BEGIN

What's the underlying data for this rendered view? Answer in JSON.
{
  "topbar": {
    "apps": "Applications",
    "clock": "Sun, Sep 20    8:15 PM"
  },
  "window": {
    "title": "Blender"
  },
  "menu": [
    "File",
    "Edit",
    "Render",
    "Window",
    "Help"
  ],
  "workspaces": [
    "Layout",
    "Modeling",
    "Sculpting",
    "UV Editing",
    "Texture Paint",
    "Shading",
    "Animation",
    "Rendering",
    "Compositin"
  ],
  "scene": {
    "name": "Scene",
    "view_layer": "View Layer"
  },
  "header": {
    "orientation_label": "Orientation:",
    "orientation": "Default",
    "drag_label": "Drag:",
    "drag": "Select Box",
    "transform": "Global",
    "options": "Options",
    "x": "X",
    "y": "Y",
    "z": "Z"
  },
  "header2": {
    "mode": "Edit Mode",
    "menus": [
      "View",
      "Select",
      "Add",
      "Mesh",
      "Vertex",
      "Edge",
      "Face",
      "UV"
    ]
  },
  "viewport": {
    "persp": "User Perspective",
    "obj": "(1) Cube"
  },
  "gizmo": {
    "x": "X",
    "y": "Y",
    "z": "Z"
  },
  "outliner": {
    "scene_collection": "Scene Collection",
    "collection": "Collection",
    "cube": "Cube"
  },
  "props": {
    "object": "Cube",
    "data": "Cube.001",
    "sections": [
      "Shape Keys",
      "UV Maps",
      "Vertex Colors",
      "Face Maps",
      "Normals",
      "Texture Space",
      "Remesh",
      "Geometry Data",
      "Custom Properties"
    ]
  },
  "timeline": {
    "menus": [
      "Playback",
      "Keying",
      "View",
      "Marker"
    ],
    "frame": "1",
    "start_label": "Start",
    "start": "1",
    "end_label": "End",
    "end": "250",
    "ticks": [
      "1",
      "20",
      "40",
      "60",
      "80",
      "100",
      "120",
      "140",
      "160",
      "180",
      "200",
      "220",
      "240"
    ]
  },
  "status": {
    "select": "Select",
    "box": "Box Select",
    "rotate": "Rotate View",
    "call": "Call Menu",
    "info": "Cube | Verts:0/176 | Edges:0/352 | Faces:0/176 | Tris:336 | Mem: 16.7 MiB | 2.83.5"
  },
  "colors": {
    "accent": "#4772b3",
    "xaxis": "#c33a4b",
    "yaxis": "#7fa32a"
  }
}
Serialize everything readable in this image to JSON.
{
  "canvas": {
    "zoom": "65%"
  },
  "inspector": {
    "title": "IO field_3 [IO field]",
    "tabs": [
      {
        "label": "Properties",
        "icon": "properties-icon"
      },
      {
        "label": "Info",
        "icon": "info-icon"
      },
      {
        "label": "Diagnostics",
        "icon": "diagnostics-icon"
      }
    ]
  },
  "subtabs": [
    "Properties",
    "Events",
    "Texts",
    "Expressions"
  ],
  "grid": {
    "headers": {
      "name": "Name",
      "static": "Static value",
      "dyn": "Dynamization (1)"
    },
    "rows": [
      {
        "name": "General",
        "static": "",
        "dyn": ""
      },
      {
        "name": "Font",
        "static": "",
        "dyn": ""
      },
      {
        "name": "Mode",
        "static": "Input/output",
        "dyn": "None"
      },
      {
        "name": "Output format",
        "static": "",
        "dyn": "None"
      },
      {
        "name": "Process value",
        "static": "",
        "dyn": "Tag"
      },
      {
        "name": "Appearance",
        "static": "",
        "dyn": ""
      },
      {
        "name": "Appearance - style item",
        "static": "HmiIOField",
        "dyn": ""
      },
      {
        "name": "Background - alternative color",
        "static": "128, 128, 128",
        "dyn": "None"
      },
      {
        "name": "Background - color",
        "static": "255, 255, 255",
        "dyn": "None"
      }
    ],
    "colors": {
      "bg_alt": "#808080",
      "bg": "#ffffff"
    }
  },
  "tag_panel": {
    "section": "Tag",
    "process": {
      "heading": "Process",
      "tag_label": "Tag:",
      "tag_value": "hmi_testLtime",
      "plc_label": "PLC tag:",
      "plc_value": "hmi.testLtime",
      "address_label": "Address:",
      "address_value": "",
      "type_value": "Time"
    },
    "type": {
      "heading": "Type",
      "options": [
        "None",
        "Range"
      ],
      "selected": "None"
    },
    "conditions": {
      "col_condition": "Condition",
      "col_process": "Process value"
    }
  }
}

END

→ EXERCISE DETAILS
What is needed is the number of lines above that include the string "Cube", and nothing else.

→ ANSWER TO THIS EXERCISE
5